Beat is powered by Vocal.
Vocal is a platform that provides storytelling tools and engaged communities for writers, musicians, filmmakers, podcasters, and other creators to get discovered and fund their creativity.
How does Vocal work?
Creators share their stories on Vocal’s communities. In return, creators earn money when they are tipped and when their stories are read.
How do I join Vocal?
Vocal welcomes creators of all shapes and sizes. Join for free and start creating.
To learn more about Vocal, visit our resources.Show less
In the 7th grade, I picked up my brother’s guitar for the first time and spent 3 hours looking at tabs for “She Talks to Angels” by Black Crowes.
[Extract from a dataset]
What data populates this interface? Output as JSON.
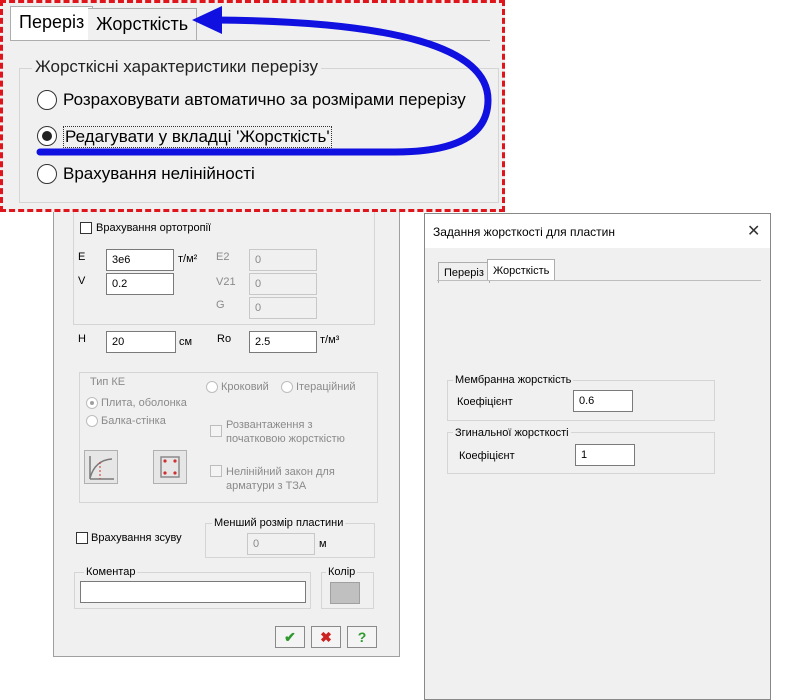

By dinner time I had made it through two full runs of the song without messing up! So I was a musician, right? Hell no!
With the incredible number of “Wonder Wall” covers sang at high school parties, it sometimes seems as though every 14-year-old with access to YouTube tutorials could be a “musician.” As someone whose love for music runs much deeper than trying to get laid, I find it necessary to try and differentiate between musicians and someone who just plays music.
I’ve been playing in bands and jamming with friends for the better part of my short 20 years on this earth. And in that time I’ve realized that a lot of kids who “play guitar,” or any other instruments, aren’t as great as they say. Now, this isn’t necessarily because they are lying. There are a lot of people out there who are very capable of pulling off an amazing solo act. They’ve got their five songs they learned, and they play them perfectly every time! But when they step into a jam room, and the bass player starts playing, and the drummer kicks in, and they just have to have a song appear from thin air...all those hours on Ultimate Guitar don’t really do much.
I’m trying not to come off as a pretentious douche bag here; but, just because you can play “Stairway to Heaven” note for note, doesn’t make you the next Jimmy Page.
Sitting and learning a song note for note, with hours and hours of practice is easy. Anyone with enough patience can pull that off. What’s hard is hopping into a jam room and pulling a song out of your ass, and it sounds good the first time you play it. If you’re the guitar player and the bass player starts a bass line, you need to be able to come up with a lick that not only sounds cool but also fits the vibe. If you’re the drummer, and the guitar player starts playing a chord funky chord progression, you can’t come in with the fill from “Smells like Teen Spirit.” Playing rehearsed songs is easy. What’s hard is not knowing how a song is going to start or where a song is going or how it’s going to end but just knowing it’s going to sound dope because you’re a good musician.
That is what separates those who are musicians from those who just play music. It’s that ability to think on the fly. It’s your ability to collaborate. It’s your ability to improv and adjust what you’re doing so you can mesh with the song that just appeared out of nowhere.
Musicians don’t look at a song as some sort of equation where bridge + chorus x verse = song. Musicians aren’t afraid of yelling across the jam room telling the drummer to drop into halftime. Musicians aren’t afraid to change the melody to something different than was rehearsed. Musicians aren’t afraid to run with those new melodies without stopping to talk about it first.
Is there anything wrong with just being someone who plays music? Absolutely not! However, to consider yourself a musician I think you need to be able to just play. You can’t just practice, practice, practice then perform. Sometimes you have to practice while you’re performing. And that is most amazing part about playing music. Some of the most magical moments will happen without planning, in someone’s garage, when one of your bandmates just goes off and rips a crazy solo and plays something that blows your mind. Those kinds of moments can’t be created in any other way than a completely-organic and spontaneous jam session.